LBB> What inspired the decision to bring the campaign to Canada? And did the campaign have to be adapted in major ways for the Canadian audience?
Stacey> After successful launches in the UK, South Africa, and Australia, we are excited to bring this work to life in Canada. In terms of adaptations, we are the first region to deploy a multilingual WWH platform - ensuring the site is welcoming to all Canadians by making the platform available in both english and french.However, because Canada was the first market to deploy a multilingual site, it took some extra time to develop, in order to ensure the platform ran smoothly in both languages.
LBB> Thus far, how many people have used it, how many eggs have been found, and how are the Canadian stats looking?
Stacey> So far, 116,000 eggs have been hidden globally, and 73,500 eggs have been found.
As for Canada, we’re just getting started!

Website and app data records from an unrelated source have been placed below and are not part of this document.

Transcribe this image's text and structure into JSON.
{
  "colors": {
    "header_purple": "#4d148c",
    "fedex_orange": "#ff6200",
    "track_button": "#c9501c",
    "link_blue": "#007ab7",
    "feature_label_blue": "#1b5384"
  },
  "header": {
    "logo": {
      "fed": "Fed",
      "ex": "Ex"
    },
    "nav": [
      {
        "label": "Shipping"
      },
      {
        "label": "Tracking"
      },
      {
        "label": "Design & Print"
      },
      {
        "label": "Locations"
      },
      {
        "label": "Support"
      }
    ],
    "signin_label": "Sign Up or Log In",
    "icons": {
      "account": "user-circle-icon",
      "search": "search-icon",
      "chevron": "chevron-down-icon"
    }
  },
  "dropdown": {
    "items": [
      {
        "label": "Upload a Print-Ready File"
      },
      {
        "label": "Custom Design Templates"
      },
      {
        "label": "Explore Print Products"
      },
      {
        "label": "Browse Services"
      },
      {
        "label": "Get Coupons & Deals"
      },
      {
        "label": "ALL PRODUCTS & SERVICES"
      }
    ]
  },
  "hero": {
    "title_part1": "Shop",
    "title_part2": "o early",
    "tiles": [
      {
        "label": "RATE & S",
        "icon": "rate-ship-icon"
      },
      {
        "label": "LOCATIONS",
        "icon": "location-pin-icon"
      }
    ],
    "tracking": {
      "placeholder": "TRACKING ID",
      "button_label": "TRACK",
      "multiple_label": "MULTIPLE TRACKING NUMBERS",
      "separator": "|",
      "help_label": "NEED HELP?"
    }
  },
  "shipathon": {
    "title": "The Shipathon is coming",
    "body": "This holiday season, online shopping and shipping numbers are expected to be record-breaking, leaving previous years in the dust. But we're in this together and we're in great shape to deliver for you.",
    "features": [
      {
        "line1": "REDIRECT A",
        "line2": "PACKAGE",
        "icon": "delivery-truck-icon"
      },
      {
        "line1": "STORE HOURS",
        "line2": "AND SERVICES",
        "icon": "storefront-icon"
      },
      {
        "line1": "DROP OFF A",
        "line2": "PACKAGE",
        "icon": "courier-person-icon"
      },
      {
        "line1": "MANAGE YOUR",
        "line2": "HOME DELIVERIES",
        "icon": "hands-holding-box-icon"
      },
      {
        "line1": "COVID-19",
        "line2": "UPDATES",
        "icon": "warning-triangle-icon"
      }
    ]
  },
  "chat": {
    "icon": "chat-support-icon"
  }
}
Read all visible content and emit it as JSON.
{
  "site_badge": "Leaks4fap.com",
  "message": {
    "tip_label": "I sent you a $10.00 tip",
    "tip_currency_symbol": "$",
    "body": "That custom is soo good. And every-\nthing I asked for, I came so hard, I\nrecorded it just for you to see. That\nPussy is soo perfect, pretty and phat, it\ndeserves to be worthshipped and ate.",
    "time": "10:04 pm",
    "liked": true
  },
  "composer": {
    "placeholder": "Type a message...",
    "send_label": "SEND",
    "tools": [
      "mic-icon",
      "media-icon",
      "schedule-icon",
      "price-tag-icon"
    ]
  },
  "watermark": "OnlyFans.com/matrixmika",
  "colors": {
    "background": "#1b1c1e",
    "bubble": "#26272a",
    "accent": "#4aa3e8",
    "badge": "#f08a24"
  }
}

However, we’ve seen that mobile is typically where users are participating in the WWH. We’ve heard from consumers that eggs are being hidden all over the country, and even overseas for family and friends that are far from their loved ones.
LBB> Were there any lessons learned from running it in other countries that were applied to the Canadian launch?
- Assume anything is possible.
- The ‘Mobile First’ approach allowed consumers to access the platform from any device with consistent, engaging brand experience.
- Think big and beyond the traditional use of Google Maps and treat it as a foundation platform to build upon.
- Test, test and then test again. We created a technical proof of concept which enabled us to test using ‘real’ Google Maps and real people early in our design process.
- Don’t assume everything is accessible to everyone. You may need to build upon the ‘out the box’ functionality to ensure as many people as possible can use the platform.
LBB> What lessons have you learned in the making of this campaign?
Stacey> As we’ve developed the WWH for Canada, we’ve made sure to put our Canadian consumers at the heart of every decision. Whether it was making all the assets and copy more relevant to Canadians, or ensuring a smooth consumer journey experience, it was important that we truly understood the needs and wants of our consumer in the creation of the platform.
LBB> How have people reacted to this campaign? And how has the Canadian response compared to that of other countries?
Stacey> Canadians are very excited to see the WWH come to Canada. We’re seeing the hashtag ‘#CadburyWorldwideHide’ used across all social channels as users share their hiding spots online. We’re thrilled to be able to bring acts of generosity to all Canadians, and couldn’t be happier to see the response from consumers as they partake in the virtual Easter egg hiding experience.
LBB> How does this campaign fit into Cadbury’s branding for 2023?
Stacey> Generosity is at the heart of the Cadbury brand, and the WWH provides a perfect opportunity to show our generous side. By digitising this Easter ritual, we demonstrated how hiding an egg can be a generous act for a loved one - helping people feel close even when they aren’t physically together.
This generous spirit is not in the finding of the chocolate, but the journey towards it. It’s the thoughtful acts that go into creating the special moments – the effort, the time, and the care. As such, this campaign serves as the continuation of our efforts to get Canadians behind the notion of hiding eggs for one another, not only physically, but virtually as well.
LBB> Is there anything you’d like to add?
Stacey> Our advertising campaign leads with a message of ‘Hide Them with Love’, a reference to the Cadbury spirit of generosity. There is something heartfelt about taking the time to hide an egg for someone, to create that special holiday ritual – whether live or virtual - and that's the true generosity that Cadbury embodies.